WHAT IS NEEDED
Could you report every line of the listing below that holds the word "Ctrl"?

▽

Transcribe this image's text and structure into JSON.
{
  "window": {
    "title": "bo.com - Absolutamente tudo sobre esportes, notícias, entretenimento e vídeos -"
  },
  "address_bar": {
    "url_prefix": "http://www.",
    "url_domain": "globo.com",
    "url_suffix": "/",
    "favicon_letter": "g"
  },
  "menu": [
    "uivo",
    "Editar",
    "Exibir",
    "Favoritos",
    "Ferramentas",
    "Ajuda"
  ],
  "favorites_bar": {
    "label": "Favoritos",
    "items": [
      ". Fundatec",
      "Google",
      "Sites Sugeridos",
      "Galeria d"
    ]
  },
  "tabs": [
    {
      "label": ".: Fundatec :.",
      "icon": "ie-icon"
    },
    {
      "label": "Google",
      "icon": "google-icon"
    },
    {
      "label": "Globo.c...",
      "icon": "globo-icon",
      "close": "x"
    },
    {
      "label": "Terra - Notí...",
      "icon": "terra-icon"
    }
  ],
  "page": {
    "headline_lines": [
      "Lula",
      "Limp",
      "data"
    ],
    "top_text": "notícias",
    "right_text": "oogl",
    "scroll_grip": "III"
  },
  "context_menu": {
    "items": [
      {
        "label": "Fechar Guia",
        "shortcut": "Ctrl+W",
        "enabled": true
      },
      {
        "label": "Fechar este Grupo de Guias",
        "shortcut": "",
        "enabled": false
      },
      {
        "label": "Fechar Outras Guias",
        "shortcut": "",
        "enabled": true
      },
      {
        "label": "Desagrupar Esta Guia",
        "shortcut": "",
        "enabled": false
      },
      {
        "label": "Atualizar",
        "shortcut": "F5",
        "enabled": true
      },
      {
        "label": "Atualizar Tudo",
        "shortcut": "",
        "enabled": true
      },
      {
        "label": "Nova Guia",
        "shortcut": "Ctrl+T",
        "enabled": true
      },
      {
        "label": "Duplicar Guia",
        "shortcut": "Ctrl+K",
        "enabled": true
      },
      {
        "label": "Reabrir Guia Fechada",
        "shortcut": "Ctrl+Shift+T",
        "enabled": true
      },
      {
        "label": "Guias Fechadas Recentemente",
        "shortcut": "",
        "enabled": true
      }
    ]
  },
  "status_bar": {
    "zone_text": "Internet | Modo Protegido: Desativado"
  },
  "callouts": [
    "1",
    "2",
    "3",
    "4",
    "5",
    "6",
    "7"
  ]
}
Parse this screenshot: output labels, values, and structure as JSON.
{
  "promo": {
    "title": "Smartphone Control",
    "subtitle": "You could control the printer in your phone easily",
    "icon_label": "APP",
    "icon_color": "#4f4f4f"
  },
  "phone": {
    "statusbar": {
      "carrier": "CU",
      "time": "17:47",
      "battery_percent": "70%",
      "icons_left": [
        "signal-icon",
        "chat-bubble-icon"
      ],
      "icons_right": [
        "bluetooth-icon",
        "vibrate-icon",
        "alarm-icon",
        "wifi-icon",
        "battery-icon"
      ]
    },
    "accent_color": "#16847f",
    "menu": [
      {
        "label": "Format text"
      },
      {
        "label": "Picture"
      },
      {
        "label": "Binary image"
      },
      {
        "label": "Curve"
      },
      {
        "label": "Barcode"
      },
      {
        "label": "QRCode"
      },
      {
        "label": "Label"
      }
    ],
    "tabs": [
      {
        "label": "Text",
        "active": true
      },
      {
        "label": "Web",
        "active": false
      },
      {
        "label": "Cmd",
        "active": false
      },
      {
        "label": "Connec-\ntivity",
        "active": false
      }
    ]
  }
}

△

SOLUTION BELOW
        "shortcut": "Ctrl+W",
        "shortcut": "Ctrl+T",
        "shortcut": "Ctrl+K",
        "shortcut": "Ctrl+Shift+T",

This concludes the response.